Head Start Heroics
Alyce Dillon remembers living in a public-housing project with three feet of raw sewage in the basement; she was on welfare, a high-school dropout and single mother in Minneapolis. But things changed in 1968 when she placed her son in Head Start, a federally funded education program for disadvantaged preschoolers. Because Head Start requires parent involvement, her son's opportunity became one for her as well.
In 1969, Dillon helped found Parents In Community Action (PICA), a nonprofit that administers Minneapolis's Head Start and other programs for low-income people. Dillon, who turns forty-nine in June, has garnered national recognition for her work as PICA's executive director.

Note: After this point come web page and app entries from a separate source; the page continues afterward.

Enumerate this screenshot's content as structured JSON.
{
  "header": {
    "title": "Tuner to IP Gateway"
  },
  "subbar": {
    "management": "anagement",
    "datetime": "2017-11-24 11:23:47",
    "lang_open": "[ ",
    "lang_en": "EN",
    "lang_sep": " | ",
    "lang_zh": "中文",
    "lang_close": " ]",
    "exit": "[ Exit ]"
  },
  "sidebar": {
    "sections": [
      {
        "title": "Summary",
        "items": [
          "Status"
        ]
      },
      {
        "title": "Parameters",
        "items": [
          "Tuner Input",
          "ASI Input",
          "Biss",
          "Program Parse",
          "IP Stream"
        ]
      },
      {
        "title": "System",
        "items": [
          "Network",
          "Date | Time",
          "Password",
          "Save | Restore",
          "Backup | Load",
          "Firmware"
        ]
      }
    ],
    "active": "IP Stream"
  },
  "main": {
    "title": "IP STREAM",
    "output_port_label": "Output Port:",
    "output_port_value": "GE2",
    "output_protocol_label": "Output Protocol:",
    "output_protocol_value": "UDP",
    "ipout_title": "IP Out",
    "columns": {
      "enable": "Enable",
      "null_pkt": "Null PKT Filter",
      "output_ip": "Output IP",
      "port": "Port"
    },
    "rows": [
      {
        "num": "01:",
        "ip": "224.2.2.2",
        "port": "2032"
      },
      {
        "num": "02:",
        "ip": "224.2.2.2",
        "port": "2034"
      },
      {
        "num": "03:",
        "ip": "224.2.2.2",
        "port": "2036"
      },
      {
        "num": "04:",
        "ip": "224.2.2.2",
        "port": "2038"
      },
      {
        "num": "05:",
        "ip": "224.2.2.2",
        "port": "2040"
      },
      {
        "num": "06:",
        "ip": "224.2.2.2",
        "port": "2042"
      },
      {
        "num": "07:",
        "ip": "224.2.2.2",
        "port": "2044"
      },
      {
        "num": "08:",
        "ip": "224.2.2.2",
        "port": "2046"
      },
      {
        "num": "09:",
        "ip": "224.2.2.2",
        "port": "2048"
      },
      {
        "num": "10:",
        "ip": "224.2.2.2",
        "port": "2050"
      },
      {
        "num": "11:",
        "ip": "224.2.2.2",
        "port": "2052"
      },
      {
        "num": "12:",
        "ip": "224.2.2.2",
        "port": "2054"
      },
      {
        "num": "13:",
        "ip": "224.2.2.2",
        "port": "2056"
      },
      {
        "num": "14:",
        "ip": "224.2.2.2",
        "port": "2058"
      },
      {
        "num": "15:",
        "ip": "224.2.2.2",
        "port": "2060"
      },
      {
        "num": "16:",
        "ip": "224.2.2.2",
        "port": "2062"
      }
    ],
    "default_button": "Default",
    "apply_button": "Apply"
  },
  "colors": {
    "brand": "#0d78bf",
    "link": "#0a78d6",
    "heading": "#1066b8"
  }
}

Her success may be due to her inability to take "no" for an answer. "My mother used to say I never had proper respect for authority or never felt I couldn't question those with authority," she laughs.